(Interface dataset entries)

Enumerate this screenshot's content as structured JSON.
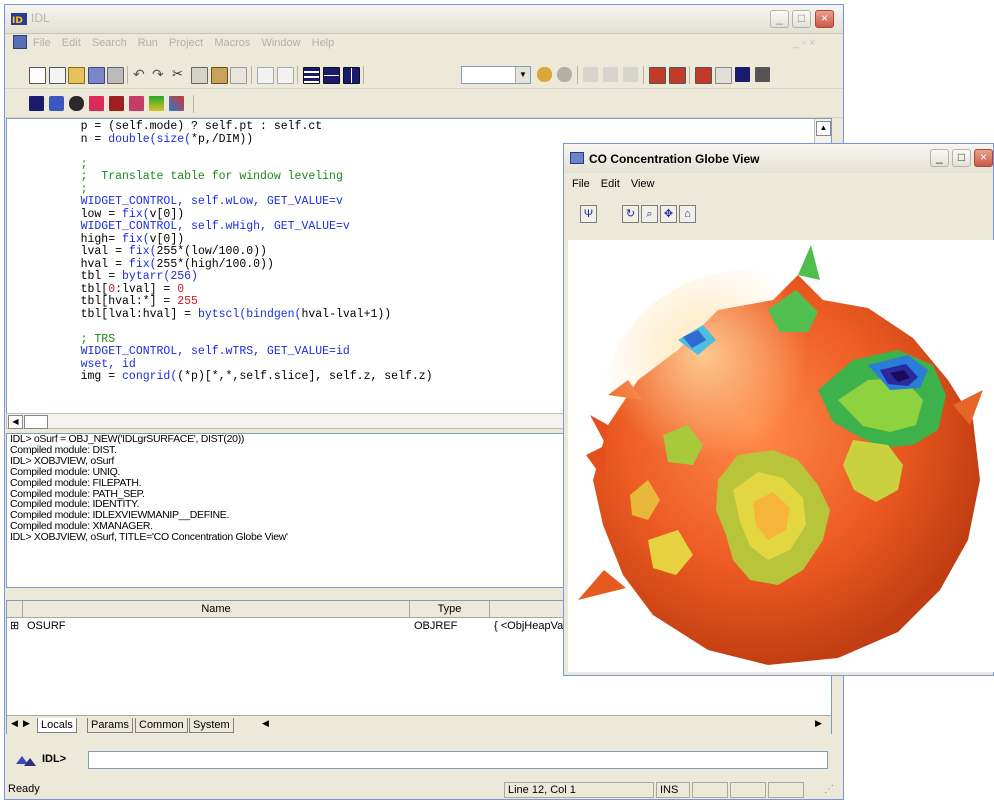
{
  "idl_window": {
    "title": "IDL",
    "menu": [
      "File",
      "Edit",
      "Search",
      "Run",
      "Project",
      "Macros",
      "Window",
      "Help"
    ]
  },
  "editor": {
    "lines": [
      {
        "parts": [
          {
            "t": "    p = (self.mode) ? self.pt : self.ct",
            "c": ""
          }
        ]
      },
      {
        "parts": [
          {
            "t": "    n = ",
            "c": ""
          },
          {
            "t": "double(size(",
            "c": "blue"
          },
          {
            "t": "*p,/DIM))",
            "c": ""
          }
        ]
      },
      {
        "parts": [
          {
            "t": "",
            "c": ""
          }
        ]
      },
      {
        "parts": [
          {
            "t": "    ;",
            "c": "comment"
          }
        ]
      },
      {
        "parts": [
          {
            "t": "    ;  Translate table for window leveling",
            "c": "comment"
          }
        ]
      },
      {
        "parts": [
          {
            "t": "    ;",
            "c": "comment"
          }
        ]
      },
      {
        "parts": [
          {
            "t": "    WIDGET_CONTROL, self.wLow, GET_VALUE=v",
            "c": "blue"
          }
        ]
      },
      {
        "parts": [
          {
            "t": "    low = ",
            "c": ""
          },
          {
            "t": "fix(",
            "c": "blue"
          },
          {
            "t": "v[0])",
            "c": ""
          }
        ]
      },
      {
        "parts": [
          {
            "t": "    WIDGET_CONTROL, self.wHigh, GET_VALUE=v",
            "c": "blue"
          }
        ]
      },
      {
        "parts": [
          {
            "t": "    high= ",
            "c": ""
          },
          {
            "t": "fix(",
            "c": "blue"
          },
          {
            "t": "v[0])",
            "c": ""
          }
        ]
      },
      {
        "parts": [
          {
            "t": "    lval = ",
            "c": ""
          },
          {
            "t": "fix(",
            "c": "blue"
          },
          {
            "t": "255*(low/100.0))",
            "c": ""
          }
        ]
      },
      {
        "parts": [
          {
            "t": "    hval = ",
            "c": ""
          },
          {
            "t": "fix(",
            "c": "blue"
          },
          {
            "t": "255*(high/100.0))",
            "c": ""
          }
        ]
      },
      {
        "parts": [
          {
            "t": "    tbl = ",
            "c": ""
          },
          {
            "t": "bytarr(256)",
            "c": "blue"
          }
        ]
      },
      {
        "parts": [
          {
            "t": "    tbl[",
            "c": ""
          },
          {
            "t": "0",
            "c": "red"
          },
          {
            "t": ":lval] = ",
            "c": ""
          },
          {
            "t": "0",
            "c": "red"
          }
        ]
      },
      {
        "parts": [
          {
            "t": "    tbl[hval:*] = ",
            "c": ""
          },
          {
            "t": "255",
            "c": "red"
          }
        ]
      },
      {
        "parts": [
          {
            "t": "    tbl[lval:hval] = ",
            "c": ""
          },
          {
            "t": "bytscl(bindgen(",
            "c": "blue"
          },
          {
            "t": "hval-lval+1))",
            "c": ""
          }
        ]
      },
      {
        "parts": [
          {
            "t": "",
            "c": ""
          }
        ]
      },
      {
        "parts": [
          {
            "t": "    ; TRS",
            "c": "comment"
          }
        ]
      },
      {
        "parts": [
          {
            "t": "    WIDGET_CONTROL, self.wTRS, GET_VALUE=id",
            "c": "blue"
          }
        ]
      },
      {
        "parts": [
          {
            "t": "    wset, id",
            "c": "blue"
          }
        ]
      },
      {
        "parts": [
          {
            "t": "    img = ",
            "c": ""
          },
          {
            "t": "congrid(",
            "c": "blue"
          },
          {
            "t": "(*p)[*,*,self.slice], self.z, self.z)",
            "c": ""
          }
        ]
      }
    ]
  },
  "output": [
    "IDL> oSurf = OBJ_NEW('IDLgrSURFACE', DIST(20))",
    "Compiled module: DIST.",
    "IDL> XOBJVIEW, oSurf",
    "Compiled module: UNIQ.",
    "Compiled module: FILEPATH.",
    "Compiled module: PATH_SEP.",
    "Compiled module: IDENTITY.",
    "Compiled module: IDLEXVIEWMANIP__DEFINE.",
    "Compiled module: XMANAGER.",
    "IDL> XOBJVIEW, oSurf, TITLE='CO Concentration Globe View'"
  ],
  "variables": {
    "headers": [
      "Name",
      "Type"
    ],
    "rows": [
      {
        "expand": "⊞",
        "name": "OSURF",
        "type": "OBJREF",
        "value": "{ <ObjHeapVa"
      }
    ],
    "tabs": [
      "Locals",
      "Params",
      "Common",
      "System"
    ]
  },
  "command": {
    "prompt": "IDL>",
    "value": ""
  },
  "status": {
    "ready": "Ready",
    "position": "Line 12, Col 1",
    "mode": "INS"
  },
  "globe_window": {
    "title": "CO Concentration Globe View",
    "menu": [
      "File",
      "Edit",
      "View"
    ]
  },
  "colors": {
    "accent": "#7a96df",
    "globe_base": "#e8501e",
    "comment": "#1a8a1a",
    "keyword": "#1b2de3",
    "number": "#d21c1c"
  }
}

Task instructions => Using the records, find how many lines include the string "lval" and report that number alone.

Solution to this task => 4